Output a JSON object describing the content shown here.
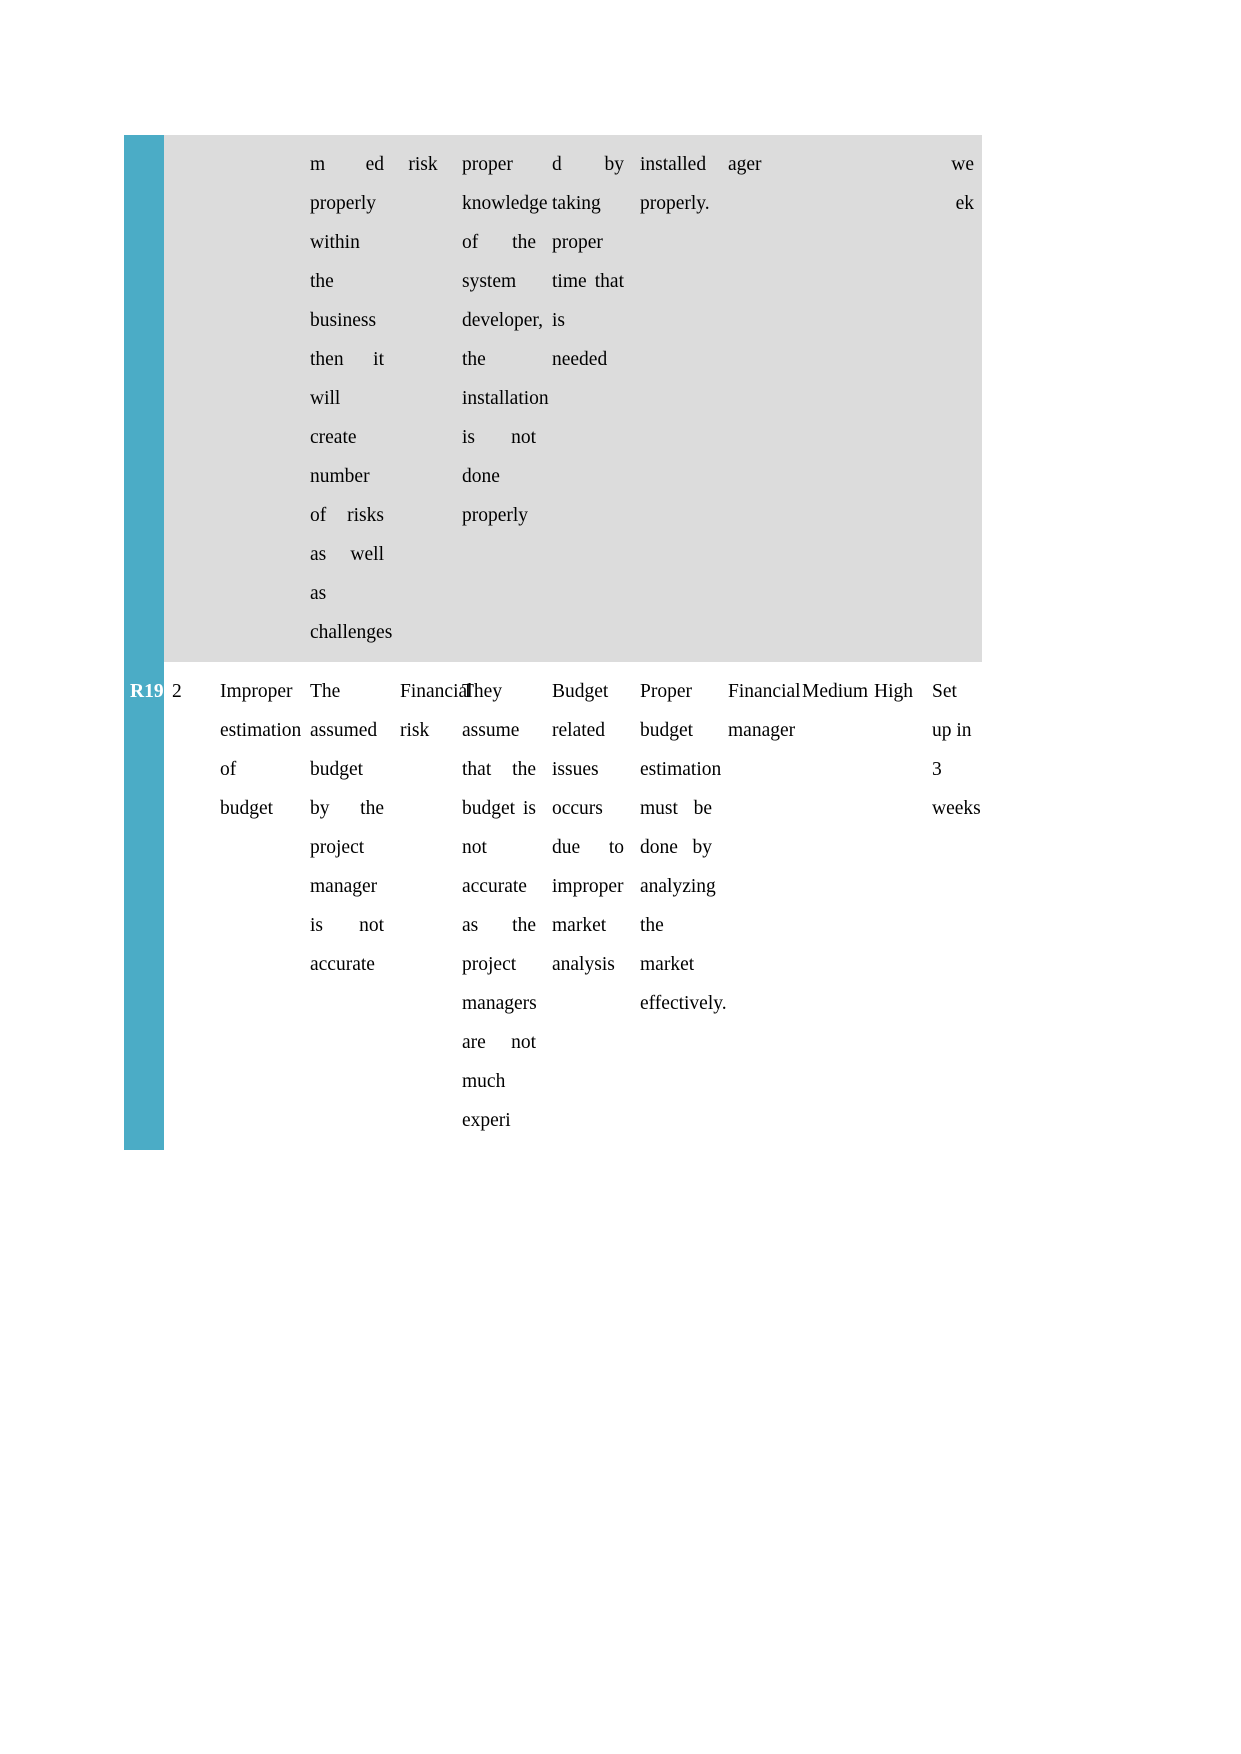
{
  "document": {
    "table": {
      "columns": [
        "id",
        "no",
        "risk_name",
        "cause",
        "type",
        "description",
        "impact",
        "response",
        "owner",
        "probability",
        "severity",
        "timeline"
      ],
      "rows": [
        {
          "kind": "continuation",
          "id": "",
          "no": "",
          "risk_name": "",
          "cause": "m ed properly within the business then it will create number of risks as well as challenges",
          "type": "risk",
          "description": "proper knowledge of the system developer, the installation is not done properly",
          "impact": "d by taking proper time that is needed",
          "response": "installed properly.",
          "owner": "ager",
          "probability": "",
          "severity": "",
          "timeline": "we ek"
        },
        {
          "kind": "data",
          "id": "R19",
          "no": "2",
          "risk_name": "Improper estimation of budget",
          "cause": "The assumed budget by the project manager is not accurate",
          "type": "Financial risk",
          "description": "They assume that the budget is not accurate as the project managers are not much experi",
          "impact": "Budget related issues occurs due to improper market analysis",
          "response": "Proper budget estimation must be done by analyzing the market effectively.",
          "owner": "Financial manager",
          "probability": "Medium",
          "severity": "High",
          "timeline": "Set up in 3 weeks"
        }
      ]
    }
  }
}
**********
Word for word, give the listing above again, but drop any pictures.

Output a JSON object describing the content shown here.
{
  "document": {
    "table": {
      "columns": [
        "id",
        "no",
        "risk_name",
        "cause",
        "type",
        "description",
        "impact",
        "response",
        "owner",
        "probability",
        "severity",
        "timeline"
      ],
      "rows": [
        {
          "kind": "continuation",
          "id": "",
          "no": "",
          "risk_name": "",
          "cause": "m ed properly within the business then it will create number of risks as well as challenges",
          "type": "risk",
          "description": "proper knowledge of the system developer, the installation is not done properly",
          "impact": "d by taking proper time that is needed",
          "response": "installed properly.",
          "owner": "ager",
          "probability": "",
          "severity": "",
          "timeline": "we ek"
        },
        {
          "kind": "data",
          "id": "R19",
          "no": "2",
          "risk_name": "Improper estimation of budget",
          "cause": "The assumed budget by the project manager is not accurate",
          "type": "Financial risk",
          "description": "They assume that the budget is not accurate as the project managers are not much experi",
          "impact": "Budget related issues occurs due to improper market analysis",
          "response": "Proper budget estimation must be done by analyzing the market effectively.",
          "owner": "Financial manager",
          "probability": "Medium",
          "severity": "High",
          "timeline": "Set up in 3 weeks"
        }
      ]
    }
  }
}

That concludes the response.